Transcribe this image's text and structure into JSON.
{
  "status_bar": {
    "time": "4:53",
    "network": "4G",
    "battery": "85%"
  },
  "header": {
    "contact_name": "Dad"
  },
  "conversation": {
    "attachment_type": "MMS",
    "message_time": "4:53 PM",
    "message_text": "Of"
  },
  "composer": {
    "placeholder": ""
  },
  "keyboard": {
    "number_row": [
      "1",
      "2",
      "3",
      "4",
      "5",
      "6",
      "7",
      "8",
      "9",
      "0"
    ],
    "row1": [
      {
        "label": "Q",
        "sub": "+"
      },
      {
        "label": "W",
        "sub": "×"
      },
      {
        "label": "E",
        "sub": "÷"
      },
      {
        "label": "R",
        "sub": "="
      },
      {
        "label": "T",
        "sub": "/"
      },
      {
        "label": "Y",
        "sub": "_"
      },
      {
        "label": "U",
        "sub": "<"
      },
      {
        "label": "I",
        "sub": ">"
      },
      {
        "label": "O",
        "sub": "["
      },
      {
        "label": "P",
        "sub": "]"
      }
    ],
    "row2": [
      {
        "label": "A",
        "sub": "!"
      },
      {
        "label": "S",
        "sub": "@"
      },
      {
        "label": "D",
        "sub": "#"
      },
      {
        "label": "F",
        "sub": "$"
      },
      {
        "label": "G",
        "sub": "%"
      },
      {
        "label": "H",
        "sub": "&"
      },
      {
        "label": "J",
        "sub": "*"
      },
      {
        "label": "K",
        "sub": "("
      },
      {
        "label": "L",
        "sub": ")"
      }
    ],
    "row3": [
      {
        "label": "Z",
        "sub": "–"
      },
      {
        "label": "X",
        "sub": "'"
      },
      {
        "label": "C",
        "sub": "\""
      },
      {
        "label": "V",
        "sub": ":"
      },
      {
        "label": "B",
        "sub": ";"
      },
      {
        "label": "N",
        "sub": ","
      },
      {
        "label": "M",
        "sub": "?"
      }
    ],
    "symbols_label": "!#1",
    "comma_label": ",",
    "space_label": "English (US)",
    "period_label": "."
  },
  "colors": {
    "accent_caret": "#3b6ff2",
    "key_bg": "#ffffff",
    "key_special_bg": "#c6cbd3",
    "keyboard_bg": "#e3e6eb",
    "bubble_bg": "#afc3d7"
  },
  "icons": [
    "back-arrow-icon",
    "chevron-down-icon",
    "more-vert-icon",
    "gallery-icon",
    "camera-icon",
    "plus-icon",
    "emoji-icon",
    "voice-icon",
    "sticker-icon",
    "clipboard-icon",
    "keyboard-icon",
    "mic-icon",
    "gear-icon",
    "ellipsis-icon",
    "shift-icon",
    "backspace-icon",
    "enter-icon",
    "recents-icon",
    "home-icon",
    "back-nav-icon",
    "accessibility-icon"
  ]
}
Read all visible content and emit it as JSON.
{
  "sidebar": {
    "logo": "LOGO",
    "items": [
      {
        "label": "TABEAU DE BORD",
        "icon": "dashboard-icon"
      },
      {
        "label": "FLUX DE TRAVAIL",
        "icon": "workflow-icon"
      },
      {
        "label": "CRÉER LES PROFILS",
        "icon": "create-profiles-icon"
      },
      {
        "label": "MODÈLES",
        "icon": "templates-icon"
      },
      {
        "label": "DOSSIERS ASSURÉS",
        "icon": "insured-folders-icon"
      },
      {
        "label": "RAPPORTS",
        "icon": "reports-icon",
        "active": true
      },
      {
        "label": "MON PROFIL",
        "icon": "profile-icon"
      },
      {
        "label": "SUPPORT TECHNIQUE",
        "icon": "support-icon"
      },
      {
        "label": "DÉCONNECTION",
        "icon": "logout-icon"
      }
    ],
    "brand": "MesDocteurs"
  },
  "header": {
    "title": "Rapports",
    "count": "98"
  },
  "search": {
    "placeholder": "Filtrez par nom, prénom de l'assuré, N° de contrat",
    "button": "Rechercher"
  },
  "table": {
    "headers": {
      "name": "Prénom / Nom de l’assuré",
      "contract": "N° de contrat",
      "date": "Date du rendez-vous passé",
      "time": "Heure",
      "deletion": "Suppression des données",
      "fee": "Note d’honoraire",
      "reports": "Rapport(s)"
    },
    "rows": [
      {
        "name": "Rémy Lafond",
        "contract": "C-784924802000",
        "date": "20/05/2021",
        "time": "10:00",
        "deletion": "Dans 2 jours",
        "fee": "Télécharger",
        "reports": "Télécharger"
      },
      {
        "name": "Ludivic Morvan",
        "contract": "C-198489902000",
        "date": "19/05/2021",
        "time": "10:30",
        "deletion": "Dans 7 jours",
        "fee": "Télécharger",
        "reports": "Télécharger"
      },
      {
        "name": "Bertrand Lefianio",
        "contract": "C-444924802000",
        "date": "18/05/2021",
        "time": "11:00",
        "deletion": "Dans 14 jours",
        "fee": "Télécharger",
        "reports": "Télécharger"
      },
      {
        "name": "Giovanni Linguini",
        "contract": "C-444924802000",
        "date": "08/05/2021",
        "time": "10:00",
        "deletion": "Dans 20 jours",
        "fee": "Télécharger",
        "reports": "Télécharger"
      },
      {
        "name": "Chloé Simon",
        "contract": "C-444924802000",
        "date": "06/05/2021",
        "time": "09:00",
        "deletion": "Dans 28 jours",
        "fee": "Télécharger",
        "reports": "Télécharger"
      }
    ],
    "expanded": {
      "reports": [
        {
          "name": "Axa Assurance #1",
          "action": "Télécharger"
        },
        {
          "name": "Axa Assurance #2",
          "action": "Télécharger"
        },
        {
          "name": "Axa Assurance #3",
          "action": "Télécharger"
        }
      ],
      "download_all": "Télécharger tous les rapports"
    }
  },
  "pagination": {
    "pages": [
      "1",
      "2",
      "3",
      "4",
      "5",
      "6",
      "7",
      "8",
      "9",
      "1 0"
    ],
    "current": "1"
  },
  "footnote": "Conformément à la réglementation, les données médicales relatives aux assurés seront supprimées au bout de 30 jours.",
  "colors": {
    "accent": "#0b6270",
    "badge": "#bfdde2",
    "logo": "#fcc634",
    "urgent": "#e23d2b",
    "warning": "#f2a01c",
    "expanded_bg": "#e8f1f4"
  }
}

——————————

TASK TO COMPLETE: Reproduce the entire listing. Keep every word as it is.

SOLUTION:
Transcribe this image's text and structure into JSON.
{
  "status_bar": {
    "time": "4:53",
    "network": "4G",
    "battery": "85%"
  },
  "header": {
    "contact_name": "Dad"
  },
  "conversation": {
    "attachment_type": "MMS",
    "message_time": "4:53 PM",
    "message_text": "Of"
  },
  "composer": {
    "placeholder": ""
  },
  "keyboard": {
    "number_row": [
      "1",
      "2",
      "3",
      "4",
      "5",
      "6",
      "7",
      "8",
      "9",
      "0"
    ],
    "row1": [
      {
        "label": "Q",
        "sub": "+"
      },
      {
        "label": "W",
        "sub": "×"
      },
      {
        "label": "E",
        "sub": "÷"
      },
      {
        "label": "R",
        "sub": "="
      },
      {
        "label": "T",
        "sub": "/"
      },
      {
        "label": "Y",
        "sub": "_"
      },
      {
        "label": "U",
        "sub": "<"
      },
      {
        "label": "I",
        "sub": ">"
      },
      {
        "label": "O",
        "sub": "["
      },
      {
        "label": "P",
        "sub": "]"
      }
    ],
    "row2": [
      {
        "label": "A",
        "sub": "!"
      },
      {
        "label": "S",
        "sub": "@"
      },
      {
        "label": "D",
        "sub": "#"
      },
      {
        "label": "F",
        "sub": "$"
      },
      {
        "label": "G",
        "sub": "%"
      },
      {
        "label": "H",
        "sub": "&"
      },
      {
        "label": "J",
        "sub": "*"
      },
      {
        "label": "K",
        "sub": "("
      },
      {
        "label": "L",
        "sub": ")"
      }
    ],
    "row3": [
      {
        "label": "Z",
        "sub": "–"
      },
      {
        "label": "X",
        "sub": "'"
      },
      {
        "label": "C",
        "sub": "\""
      },
      {
        "label": "V",
        "sub": ":"
      },
      {
        "label": "B",
        "sub": ";"
      },
      {
        "label": "N",
        "sub": ","
      },
      {
        "label": "M",
        "sub": "?"
      }
    ],
    "symbols_label": "!#1",
    "comma_label": ",",
    "space_label": "English (US)",
    "period_label": "."
  },
  "colors": {
    "accent_caret": "#3b6ff2",
    "key_bg": "#ffffff",
    "key_special_bg": "#c6cbd3",
    "keyboard_bg": "#e3e6eb",
    "bubble_bg": "#afc3d7"
  },
  "icons": [
    "back-arrow-icon",
    "chevron-down-icon",
    "more-vert-icon",
    "gallery-icon",
    "camera-icon",
    "plus-icon",
    "emoji-icon",
    "voice-icon",
    "sticker-icon",
    "clipboard-icon",
    "keyboard-icon",
    "mic-icon",
    "gear-icon",
    "ellipsis-icon",
    "shift-icon",
    "backspace-icon",
    "enter-icon",
    "recents-icon",
    "home-icon",
    "back-nav-icon",
    "accessibility-icon"
  ]
}
Read all visible content and emit it as JSON.
{
  "sidebar": {
    "logo": "LOGO",
    "items": [
      {
        "label": "TABEAU DE BORD",
        "icon": "dashboard-icon"
      },
      {
        "label": "FLUX DE TRAVAIL",
        "icon": "workflow-icon"
      },
      {
        "label": "CRÉER LES PROFILS",
        "icon": "create-profiles-icon"
      },
      {
        "label": "MODÈLES",
        "icon": "templates-icon"
      },
      {
        "label": "DOSSIERS ASSURÉS",
        "icon": "insured-folders-icon"
      },
      {
        "label": "RAPPORTS",
        "icon": "reports-icon",
        "active": true
      },
      {
        "label": "MON PROFIL",
        "icon": "profile-icon"
      },
      {
        "label": "SUPPORT TECHNIQUE",
        "icon": "support-icon"
      },
      {
        "label": "DÉCONNECTION",
        "icon": "logout-icon"
      }
    ],
    "brand": "MesDocteurs"
  },
  "header": {
    "title": "Rapports",
    "count": "98"
  },
  "search": {
    "placeholder": "Filtrez par nom, prénom de l'assuré, N° de contrat",
    "button": "Rechercher"
  },
  "table": {
    "headers": {
      "name": "Prénom / Nom de l’assuré",
      "contract": "N° de contrat",
      "date": "Date du rendez-vous passé",
      "time": "Heure",
      "deletion": "Suppression des données",
      "fee": "Note d’honoraire",
      "reports": "Rapport(s)"
    },
    "rows": [
      {
        "name": "Rémy Lafond",
        "contract": "C-784924802000",
        "date": "20/05/2021",
        "time": "10:00",
        "deletion": "Dans 2 jours",
        "fee": "Télécharger",
        "reports": "Télécharger"
      },
      {
        "name": "Ludivic Morvan",
        "contract": "C-198489902000",
        "date": "19/05/2021",
        "time": "10:30",
        "deletion": "Dans 7 jours",
        "fee": "Télécharger",
        "reports": "Télécharger"
      },
      {
        "name": "Bertrand Lefianio",
        "contract": "C-444924802000",
        "date": "18/05/2021",
        "time": "11:00",
        "deletion": "Dans 14 jours",
        "fee": "Télécharger",
        "reports": "Télécharger"
      },
      {
        "name": "Giovanni Linguini",
        "contract": "C-444924802000",
        "date": "08/05/2021",
        "time": "10:00",
        "deletion": "Dans 20 jours",
        "fee": "Télécharger",
        "reports": "Télécharger"
      },
      {
        "name": "Chloé Simon",
        "contract": "C-444924802000",
        "date": "06/05/2021",
        "time": "09:00",
        "deletion": "Dans 28 jours",
        "fee": "Télécharger",
        "reports": "Télécharger"
      }
    ],
    "expanded": {
      "reports": [
        {
          "name": "Axa Assurance #1",
          "action": "Télécharger"
        },
        {
          "name": "Axa Assurance #2",
          "action": "Télécharger"
        },
        {
          "name": "Axa Assurance #3",
          "action": "Télécharger"
        }
      ],
      "download_all": "Télécharger tous les rapports"
    }
  },
  "pagination": {
    "pages": [
      "1",
      "2",
      "3",
      "4",
      "5",
      "6",
      "7",
      "8",
      "9",
      "1 0"
    ],
    "current": "1"
  },
  "footnote": "Conformément à la réglementation, les données médicales relatives aux assurés seront supprimées au bout de 30 jours.",
  "colors": {
    "accent": "#0b6270",
    "badge": "#bfdde2",
    "logo": "#fcc634",
    "urgent": "#e23d2b",
    "warning": "#f2a01c",
    "expanded_bg": "#e8f1f4"
  }
}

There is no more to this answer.